● **PROVIDED INFORMATION**:
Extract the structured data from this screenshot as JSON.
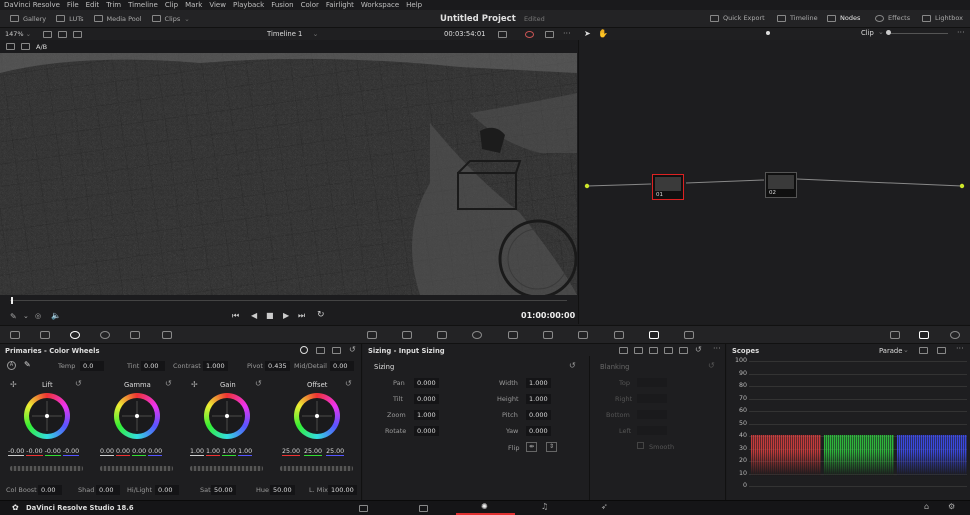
{
  "menu": [
    "DaVinci Resolve",
    "File",
    "Edit",
    "Trim",
    "Timeline",
    "Clip",
    "Mark",
    "View",
    "Playback",
    "Fusion",
    "Color",
    "Fairlight",
    "Workspace",
    "Help"
  ],
  "toolbar": {
    "gallery": "Gallery",
    "luts": "LUTs",
    "media_pool": "Media Pool",
    "clips": "Clips",
    "project_title": "Untitled Project",
    "project_status": "Edited",
    "quick_export": "Quick Export",
    "timeline": "Timeline",
    "nodes": "Nodes",
    "effects": "Effects",
    "lightbox": "Lightbox"
  },
  "viewer": {
    "zoom": "147%",
    "timeline_name": "Timeline 1",
    "timecode_top": "00:03:54:01",
    "ab_label": "A/B",
    "timecode": "01:00:00:00"
  },
  "nodes": {
    "mode": "Clip",
    "node1_label": "01",
    "node2_label": "02"
  },
  "primaries": {
    "title": "Primaries - Color Wheels",
    "temp_label": "Temp",
    "temp": "0.0",
    "tint_label": "Tint",
    "tint": "0.00",
    "contrast_label": "Contrast",
    "contrast": "1.000",
    "pivot_label": "Pivot",
    "pivot": "0.435",
    "middetail_label": "Mid/Detail",
    "middetail": "0.00",
    "wheels": [
      {
        "name": "Lift",
        "values": [
          "-0.00",
          "-0.00",
          "-0.00",
          "-0.00"
        ]
      },
      {
        "name": "Gamma",
        "values": [
          "0.00",
          "0.00",
          "0.00",
          "0.00"
        ]
      },
      {
        "name": "Gain",
        "values": [
          "1.00",
          "1.00",
          "1.00",
          "1.00"
        ]
      },
      {
        "name": "Offset",
        "values": [
          "25.00",
          "25.00",
          "25.00"
        ]
      }
    ],
    "colboost_label": "Col Boost",
    "colboost": "0.00",
    "shad_label": "Shad",
    "shad": "0.00",
    "hilight_label": "Hi/Light",
    "hilight": "0.00",
    "sat_label": "Sat",
    "sat": "50.00",
    "hue_label": "Hue",
    "hue": "50.00",
    "lmix_label": "L. Mix",
    "lmix": "100.00"
  },
  "sizing": {
    "panel_title": "Sizing - Input Sizing",
    "section": "Sizing",
    "pan_label": "Pan",
    "pan": "0.000",
    "tilt_label": "Tilt",
    "tilt": "0.000",
    "zoom_label": "Zoom",
    "zoom": "1.000",
    "rotate_label": "Rotate",
    "rotate": "0.000",
    "width_label": "Width",
    "width": "1.000",
    "height_label": "Height",
    "height": "1.000",
    "pitch_label": "Pitch",
    "pitch": "0.000",
    "yaw_label": "Yaw",
    "yaw": "0.000",
    "flip_label": "Flip",
    "blanking": "Blanking",
    "top_label": "Top",
    "right_label": "Right",
    "bottom_label": "Bottom",
    "left_label": "Left",
    "smooth_label": "Smooth"
  },
  "scopes": {
    "title": "Scopes",
    "mode": "Parade",
    "ticks": [
      "100",
      "90",
      "80",
      "70",
      "60",
      "50",
      "40",
      "30",
      "20",
      "10",
      "0"
    ]
  },
  "footer": {
    "app_name": "DaVinci Resolve Studio 18.6"
  },
  "colors": {
    "accent_red": "#e03030",
    "parade_red": "#e04040",
    "parade_green": "#30d040",
    "parade_blue": "#4050ff"
  }
}
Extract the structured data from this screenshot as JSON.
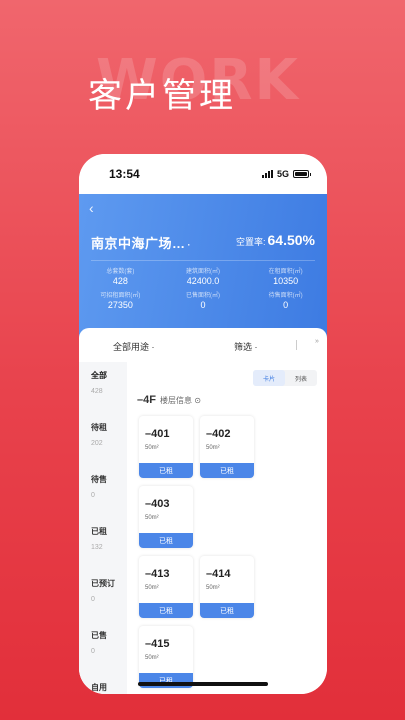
{
  "hero": {
    "watermark": "WORK",
    "title": "客户管理"
  },
  "status_bar": {
    "time": "13:54",
    "network": "5G"
  },
  "header": {
    "back_icon": "chevron-left-icon",
    "project_name": "南京中海广场…",
    "dropdown": "·",
    "vacancy_label": "空置率:",
    "vacancy_value": "64.50%"
  },
  "stats": [
    {
      "label": "总套数(套)",
      "value": "428"
    },
    {
      "label": "建筑面积(㎡)",
      "value": "42400.0"
    },
    {
      "label": "在租面积(㎡)",
      "value": "10350"
    },
    {
      "label": "可招租面积(㎡)",
      "value": "27350"
    },
    {
      "label": "已售面积(㎡)",
      "value": "0"
    },
    {
      "label": "待售面积(㎡)",
      "value": "0"
    }
  ],
  "filters": {
    "usage": "全部用途 ·",
    "screen": "筛选 ·",
    "more": "»"
  },
  "sidebar": [
    {
      "name": "全部",
      "count": "428"
    },
    {
      "name": "待租",
      "count": "202"
    },
    {
      "name": "待售",
      "count": "0"
    },
    {
      "name": "已租",
      "count": "132"
    },
    {
      "name": "已预订",
      "count": "0"
    },
    {
      "name": "已售",
      "count": "0"
    },
    {
      "name": "自用",
      "count": ""
    }
  ],
  "view_toggle": {
    "card": "卡片",
    "list": "列表"
  },
  "floor": {
    "name": "–4F",
    "info": "楼层信息 ⊙"
  },
  "units": [
    {
      "no": "–401",
      "area": "50m²",
      "status": "已租"
    },
    {
      "no": "–402",
      "area": "50m²",
      "status": "已租"
    },
    {
      "no": "–403",
      "area": "50m²",
      "status": "已租"
    },
    {
      "no": "–413",
      "area": "50m²",
      "status": "已租"
    },
    {
      "no": "–414",
      "area": "50m²",
      "status": "已租"
    },
    {
      "no": "–415",
      "area": "50m²",
      "status": "已租"
    }
  ]
}
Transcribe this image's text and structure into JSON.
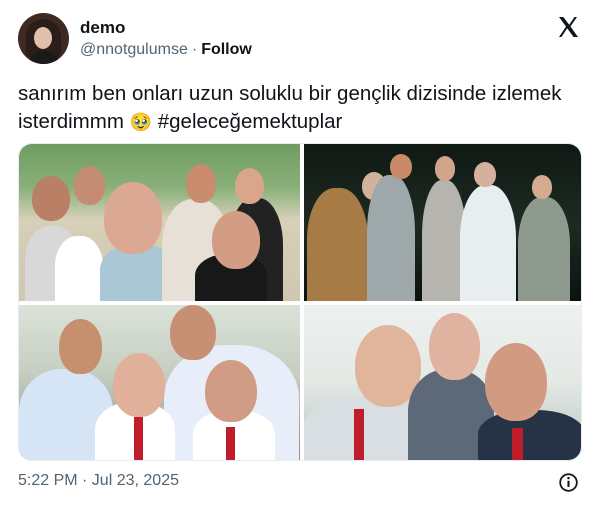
{
  "user": {
    "name": "demo",
    "handle": "@nnotgulumse",
    "follow_label": "Follow"
  },
  "tweet": {
    "text": "sanırım ben onları uzun soluklu bir gençlik dizisinde izlemek isterdimmm",
    "emoji": "🥹",
    "hashtag": "#geleceğemektuplar"
  },
  "footer": {
    "timestamp": "5:22 PM · Jul 23, 2025"
  },
  "icons": {
    "brand": "x-logo-icon",
    "info": "info-icon"
  },
  "colors": {
    "text": "#0f1419",
    "muted": "#536471"
  }
}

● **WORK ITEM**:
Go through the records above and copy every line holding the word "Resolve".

● **ANSWER SPACE**:
    "DaVinci Resolve",
    "app_name": "DaVinci Resolve Studio 18.6"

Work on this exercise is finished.